This article will examine the established risks pregnant mothers expose both themselves and their unborn child to through the continued use of commercial hair dyes whilst pregnant. The article will also list a range of organic and PPD free brands that are readily available alternatives,
What is PPD?
Paraphenylenediamine—more commonly known as PPD—is a chemical substance that is commonly found in permanent hair color and other dyes. PPD in hair color is most often used in dark shades; hair color companies use PPD pervasively because it provides long-lasting hair color that has a natural look.
PPD hair dye is used in both salon and at-home color because it is an effective ingredient in coloring dark hair. PPD is also commonly used in temporary tattoos, dark colored cosmetics, and even in textile dyes and printing inks.
Is PPD harmful?
Yes. Despite its efficacy in coloring hair, PPD has a well established reputation for negative side effects. Most commonly, PPD can cause reactions ranging from mild skin irritation to more severe allergic contact dermatitis. Sensitive individuals may experience dermatitis—skin inflammation and irritation commonly referred to as eczema. Eczema may first be noticed on the upper eyelids or rims of the ears after application of the hair color.
These symptoms often calm down after the dye is fully oxidized, but any type of rash and swelling is uncomfortable, even for a short time. In more serious cases, there may be marked reddening and swelling on the scalp and the face. An allergy to PPD can result in widespread contact dermatitis, as well as hives and, in rare severe cases, anaphylaxis.
In addition to users experiencing skin irritations from having their hair colored with permanent color containing PPD, people who frequently work with PPD—such as hair colorists—often develop dermatitis on their hands. This can occasionally spread to the arms and even the chest. Anyone who is planning on coloring their hair should complete a patch test following recommended directions in the packaging to determine their sensitivity with the product to avoid potential allergic reactions, and hair dressers should always use gloves when working with hair color containing PPD.
An increase in exposure correlates to an increased likelihood of reaction, even in people who may not have experienced dermatitis before.
In a study referenced here by ScienceDirect, the following was discovered about the topical application of PPD and how it has now been shown to affect internal organs.
The results proved that sub chronic dermal exposure to PPD can induce hyperglycemia, disturbed hepatic, renal and cardiac functions. The histopathological findings showed that PPD cause mild, moderate, and severe chronic inflammation in the heart and liver. In the kidney and pancreas it causes moderate and severe chronic inflammation. In a conclusion, this study established the multivisceral toxic effects of sub chronic dermal exposure to paraphenylene-diamine.

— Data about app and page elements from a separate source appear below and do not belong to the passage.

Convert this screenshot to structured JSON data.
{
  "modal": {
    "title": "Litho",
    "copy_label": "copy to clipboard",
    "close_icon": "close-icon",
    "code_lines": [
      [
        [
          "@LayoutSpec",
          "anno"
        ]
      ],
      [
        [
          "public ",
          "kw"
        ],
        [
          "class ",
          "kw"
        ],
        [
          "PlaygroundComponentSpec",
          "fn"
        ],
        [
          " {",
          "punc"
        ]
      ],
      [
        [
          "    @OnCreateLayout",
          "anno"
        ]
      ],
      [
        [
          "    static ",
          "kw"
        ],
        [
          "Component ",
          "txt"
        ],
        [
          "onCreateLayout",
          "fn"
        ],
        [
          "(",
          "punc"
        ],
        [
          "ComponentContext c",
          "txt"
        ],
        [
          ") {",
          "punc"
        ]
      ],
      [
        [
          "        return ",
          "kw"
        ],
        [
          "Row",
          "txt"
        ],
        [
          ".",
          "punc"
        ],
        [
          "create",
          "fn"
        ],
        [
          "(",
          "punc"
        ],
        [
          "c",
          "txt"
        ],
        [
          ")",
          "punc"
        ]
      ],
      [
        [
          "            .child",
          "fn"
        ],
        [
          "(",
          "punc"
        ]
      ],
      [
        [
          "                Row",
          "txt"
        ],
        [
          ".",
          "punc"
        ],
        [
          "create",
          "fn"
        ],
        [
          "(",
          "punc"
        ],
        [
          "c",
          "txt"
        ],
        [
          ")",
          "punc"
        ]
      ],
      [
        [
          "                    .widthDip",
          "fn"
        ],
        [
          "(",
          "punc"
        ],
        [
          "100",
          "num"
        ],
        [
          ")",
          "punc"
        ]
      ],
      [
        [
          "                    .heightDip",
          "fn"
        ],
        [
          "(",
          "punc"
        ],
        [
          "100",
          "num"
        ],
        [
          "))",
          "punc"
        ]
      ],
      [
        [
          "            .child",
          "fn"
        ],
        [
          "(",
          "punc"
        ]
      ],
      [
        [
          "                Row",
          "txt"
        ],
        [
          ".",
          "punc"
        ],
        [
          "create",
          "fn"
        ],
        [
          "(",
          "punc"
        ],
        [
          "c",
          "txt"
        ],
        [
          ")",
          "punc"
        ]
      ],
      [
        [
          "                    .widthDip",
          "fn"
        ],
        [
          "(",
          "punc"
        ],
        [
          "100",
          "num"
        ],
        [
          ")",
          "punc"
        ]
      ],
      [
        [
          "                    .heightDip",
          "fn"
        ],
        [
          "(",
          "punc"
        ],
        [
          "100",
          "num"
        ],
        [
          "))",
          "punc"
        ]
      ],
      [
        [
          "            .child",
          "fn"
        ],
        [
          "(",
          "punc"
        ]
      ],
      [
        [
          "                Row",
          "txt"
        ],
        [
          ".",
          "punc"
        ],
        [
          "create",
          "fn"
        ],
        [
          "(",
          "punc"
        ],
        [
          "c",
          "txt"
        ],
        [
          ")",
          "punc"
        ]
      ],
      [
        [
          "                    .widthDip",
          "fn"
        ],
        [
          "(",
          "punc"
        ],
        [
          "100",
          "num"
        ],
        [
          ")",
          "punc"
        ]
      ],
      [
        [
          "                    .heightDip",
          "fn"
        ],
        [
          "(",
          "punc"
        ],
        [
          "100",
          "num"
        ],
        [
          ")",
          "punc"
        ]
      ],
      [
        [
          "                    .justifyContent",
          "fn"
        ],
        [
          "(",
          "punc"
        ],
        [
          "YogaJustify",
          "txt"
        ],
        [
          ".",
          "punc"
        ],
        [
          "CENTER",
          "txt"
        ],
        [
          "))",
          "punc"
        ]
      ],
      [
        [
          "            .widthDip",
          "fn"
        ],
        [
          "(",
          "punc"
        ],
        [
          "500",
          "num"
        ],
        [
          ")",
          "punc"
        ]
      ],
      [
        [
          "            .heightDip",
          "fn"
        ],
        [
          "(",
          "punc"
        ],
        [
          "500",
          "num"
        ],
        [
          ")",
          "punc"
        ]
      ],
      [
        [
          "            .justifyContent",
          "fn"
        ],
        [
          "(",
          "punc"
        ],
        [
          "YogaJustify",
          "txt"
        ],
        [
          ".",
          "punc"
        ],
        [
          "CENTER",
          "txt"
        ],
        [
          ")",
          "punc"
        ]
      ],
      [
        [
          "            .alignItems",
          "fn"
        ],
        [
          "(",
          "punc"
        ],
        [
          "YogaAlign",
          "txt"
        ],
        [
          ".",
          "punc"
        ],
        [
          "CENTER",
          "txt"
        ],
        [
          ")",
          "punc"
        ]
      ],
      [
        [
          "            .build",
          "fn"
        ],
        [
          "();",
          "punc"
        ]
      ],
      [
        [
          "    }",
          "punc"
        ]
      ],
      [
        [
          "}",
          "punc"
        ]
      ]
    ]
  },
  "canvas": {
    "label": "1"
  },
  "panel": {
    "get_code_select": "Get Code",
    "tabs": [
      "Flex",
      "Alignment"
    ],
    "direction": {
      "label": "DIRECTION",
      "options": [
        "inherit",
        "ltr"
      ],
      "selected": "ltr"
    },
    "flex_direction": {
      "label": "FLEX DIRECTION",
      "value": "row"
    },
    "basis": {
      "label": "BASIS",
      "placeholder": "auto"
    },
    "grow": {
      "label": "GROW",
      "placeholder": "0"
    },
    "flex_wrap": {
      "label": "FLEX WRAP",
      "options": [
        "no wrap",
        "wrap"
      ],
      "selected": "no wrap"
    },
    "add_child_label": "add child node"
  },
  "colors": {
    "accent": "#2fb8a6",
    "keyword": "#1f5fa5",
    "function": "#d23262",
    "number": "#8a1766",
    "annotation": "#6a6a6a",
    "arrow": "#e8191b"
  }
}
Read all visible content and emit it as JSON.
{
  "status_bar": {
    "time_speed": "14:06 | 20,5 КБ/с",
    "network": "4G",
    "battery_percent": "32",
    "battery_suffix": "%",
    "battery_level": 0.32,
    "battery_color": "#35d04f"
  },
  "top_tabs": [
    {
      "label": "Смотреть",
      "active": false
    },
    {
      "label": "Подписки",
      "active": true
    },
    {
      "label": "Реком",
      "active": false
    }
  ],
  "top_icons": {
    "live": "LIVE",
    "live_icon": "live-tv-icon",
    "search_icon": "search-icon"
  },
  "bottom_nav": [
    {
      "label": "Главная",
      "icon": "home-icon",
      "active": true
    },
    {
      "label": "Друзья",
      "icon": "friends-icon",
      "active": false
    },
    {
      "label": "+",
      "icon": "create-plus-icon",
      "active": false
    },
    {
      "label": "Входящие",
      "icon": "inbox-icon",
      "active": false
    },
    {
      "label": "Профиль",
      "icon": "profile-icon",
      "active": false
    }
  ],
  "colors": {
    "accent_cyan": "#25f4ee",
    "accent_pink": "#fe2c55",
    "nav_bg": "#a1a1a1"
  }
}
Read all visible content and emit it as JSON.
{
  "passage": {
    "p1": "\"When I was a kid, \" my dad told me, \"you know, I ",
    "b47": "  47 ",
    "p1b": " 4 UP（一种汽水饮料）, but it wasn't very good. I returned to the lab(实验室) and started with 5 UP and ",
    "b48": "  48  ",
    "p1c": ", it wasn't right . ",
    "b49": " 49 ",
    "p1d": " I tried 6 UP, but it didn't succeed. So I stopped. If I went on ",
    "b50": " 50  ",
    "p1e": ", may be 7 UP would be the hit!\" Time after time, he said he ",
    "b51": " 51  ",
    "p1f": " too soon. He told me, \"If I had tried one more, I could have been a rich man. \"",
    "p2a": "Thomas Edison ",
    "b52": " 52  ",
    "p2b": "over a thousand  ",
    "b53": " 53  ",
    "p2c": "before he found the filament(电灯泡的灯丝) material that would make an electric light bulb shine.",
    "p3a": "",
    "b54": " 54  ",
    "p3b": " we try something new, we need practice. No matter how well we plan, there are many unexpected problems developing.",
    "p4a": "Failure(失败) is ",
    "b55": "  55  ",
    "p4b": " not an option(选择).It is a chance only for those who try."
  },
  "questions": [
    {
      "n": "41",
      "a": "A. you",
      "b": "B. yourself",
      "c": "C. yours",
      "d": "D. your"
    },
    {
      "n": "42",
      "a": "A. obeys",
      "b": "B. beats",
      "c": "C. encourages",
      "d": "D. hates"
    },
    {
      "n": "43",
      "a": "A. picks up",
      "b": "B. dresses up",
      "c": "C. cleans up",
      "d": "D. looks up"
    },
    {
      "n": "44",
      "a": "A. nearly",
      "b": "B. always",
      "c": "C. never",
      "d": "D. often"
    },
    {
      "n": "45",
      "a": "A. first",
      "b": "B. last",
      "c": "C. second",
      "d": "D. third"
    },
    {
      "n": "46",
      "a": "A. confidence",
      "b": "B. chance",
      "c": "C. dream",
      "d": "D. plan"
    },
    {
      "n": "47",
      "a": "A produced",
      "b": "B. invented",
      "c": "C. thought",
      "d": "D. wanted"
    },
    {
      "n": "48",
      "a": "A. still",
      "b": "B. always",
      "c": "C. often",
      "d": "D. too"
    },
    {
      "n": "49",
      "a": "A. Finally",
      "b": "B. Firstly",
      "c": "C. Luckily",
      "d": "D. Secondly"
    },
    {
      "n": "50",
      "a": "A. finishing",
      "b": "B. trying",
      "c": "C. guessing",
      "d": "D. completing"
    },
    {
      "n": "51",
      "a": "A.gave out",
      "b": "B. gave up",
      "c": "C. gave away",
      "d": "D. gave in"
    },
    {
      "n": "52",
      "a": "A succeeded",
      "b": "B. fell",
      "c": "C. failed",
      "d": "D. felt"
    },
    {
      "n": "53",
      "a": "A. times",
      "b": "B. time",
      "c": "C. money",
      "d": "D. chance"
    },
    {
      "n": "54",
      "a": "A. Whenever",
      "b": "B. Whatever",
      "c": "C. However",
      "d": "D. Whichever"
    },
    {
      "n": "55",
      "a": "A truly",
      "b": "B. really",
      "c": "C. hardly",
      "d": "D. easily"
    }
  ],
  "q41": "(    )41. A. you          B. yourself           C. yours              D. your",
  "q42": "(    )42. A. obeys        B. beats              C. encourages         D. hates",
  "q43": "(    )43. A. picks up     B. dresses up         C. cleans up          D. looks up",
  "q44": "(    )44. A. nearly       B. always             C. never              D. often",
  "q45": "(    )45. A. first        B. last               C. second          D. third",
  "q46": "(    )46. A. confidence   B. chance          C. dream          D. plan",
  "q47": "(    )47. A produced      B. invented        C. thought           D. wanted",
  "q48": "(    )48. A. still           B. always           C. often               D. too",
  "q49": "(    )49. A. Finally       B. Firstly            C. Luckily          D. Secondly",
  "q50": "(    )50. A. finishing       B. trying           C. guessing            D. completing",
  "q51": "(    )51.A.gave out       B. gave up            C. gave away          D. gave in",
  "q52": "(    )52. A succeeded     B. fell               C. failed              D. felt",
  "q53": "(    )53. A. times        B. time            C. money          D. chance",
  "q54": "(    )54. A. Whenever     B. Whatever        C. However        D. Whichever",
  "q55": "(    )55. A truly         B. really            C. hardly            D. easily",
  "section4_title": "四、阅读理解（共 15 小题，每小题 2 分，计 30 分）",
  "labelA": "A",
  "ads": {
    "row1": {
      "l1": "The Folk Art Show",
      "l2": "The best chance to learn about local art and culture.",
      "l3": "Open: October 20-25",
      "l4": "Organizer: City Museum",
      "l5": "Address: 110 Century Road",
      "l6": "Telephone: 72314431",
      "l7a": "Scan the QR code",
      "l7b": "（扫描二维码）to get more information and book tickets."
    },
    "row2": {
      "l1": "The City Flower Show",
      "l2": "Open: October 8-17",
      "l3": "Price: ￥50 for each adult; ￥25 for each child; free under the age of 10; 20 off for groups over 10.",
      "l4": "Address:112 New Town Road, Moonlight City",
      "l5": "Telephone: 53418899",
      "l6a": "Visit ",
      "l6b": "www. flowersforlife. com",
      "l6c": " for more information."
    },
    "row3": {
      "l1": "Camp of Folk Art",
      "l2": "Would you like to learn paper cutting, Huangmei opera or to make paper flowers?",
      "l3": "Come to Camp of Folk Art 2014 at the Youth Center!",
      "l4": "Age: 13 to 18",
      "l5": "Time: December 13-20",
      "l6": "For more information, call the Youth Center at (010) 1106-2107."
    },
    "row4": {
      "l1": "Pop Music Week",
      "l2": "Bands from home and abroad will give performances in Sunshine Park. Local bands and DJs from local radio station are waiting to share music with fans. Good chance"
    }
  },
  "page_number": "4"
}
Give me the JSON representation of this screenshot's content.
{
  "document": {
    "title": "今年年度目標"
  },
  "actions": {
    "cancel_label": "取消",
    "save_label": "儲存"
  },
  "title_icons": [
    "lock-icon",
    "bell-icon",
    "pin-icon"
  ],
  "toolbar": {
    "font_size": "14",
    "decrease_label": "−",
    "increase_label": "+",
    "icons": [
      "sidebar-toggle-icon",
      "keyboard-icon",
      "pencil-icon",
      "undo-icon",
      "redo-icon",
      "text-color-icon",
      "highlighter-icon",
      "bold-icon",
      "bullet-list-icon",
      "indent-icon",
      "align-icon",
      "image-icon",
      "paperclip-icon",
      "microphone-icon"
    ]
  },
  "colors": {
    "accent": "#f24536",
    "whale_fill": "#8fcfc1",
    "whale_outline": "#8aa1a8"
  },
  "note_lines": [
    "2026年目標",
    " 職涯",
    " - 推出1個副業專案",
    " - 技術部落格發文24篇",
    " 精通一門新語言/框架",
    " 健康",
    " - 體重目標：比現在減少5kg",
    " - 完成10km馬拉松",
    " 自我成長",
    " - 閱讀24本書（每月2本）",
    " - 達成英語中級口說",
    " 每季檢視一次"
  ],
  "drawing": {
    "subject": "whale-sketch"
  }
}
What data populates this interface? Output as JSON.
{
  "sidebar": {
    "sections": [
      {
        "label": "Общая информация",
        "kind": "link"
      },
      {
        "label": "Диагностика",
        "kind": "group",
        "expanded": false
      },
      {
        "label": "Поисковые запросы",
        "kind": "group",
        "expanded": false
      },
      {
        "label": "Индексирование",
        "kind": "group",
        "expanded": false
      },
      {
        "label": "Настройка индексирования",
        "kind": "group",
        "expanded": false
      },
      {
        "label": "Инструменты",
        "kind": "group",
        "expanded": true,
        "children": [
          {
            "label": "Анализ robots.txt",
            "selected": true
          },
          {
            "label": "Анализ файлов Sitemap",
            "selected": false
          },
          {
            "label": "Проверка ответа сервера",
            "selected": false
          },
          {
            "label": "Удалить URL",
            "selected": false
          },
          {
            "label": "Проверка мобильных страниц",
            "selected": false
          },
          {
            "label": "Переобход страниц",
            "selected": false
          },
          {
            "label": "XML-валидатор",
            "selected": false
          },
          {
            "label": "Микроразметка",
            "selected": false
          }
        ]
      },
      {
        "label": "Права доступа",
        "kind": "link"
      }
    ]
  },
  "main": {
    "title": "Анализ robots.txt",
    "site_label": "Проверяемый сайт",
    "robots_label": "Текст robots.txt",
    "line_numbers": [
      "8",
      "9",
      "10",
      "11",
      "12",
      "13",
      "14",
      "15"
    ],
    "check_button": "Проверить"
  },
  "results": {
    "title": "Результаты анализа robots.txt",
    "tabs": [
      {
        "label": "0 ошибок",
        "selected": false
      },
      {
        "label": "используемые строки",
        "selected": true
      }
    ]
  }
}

If you’ve used these products in the past with no negative reactions, this is no guarantee that you will not develop a sudden reaction in the future. Being pregnant makes you body more reactive to anything it perceives as a threat. Whilst the contact dermatitis might sound like a risk worth taking to keep gray hair at bay, the images below will give you an indication of just how severe and in some instances, life threatening, PDD reactions can be and this is only what takes place on the skin. Damage to organs may not be immediately evident.
Are there alternatives to PPD?
Yes, there is another commercially created variant of PPD called PTDS (para-toulenediamene sulfates) that was developed because of the increasing number of allergic reactions to PPD. Its important to note though that PTDS also occasionally elicits an allergic response and is only marginally safer than products containing PPD.
Your safest and healthiest options during pregnancy and after are the PPD and PTDS free hair colors. There are numerous of these that are freely available and carry organic certification from the Soil Association (UK) or the BDIH (German) or an applicable certification company. This ensures the quality of the ingredients.
Never purchase ‘homemade’ options online as you’ve no idea what these products really contain.
Below are links to some of these certified brands and a Google search for retailers in your country will provide online purchase options. Note the brands listed below are certified as Organic and despite articles insisting certification of hair dye is impossible, these are poorly researched and flawed with no understanding of the chemical compositions of the certified brands.
The following product is not certified but is free of PPD or PTSD
Note, most sites will show a full list of ingredients for their product and you can scan these for the following ingredients you should avoid, even more so if you are pregnant.
- PPD (paraphenylenediamine)
- PTSD (para-toulenediamene sulfates)
Most of the organic products rely on Henna for the dying process and although there is no guarantee that you will not react to one of the natural ingredients, the risks are hugely reduced. Always do a skin sensitivity test on your inner arm with a bit of the dye before using any product.
Apply some of the mixed product to the inside of a plaster and leave it in place on your inner arm for 30 minutes. Remove and inspect the skin for any signs of irritation. If the skin appears red and irritated, try an alternative product.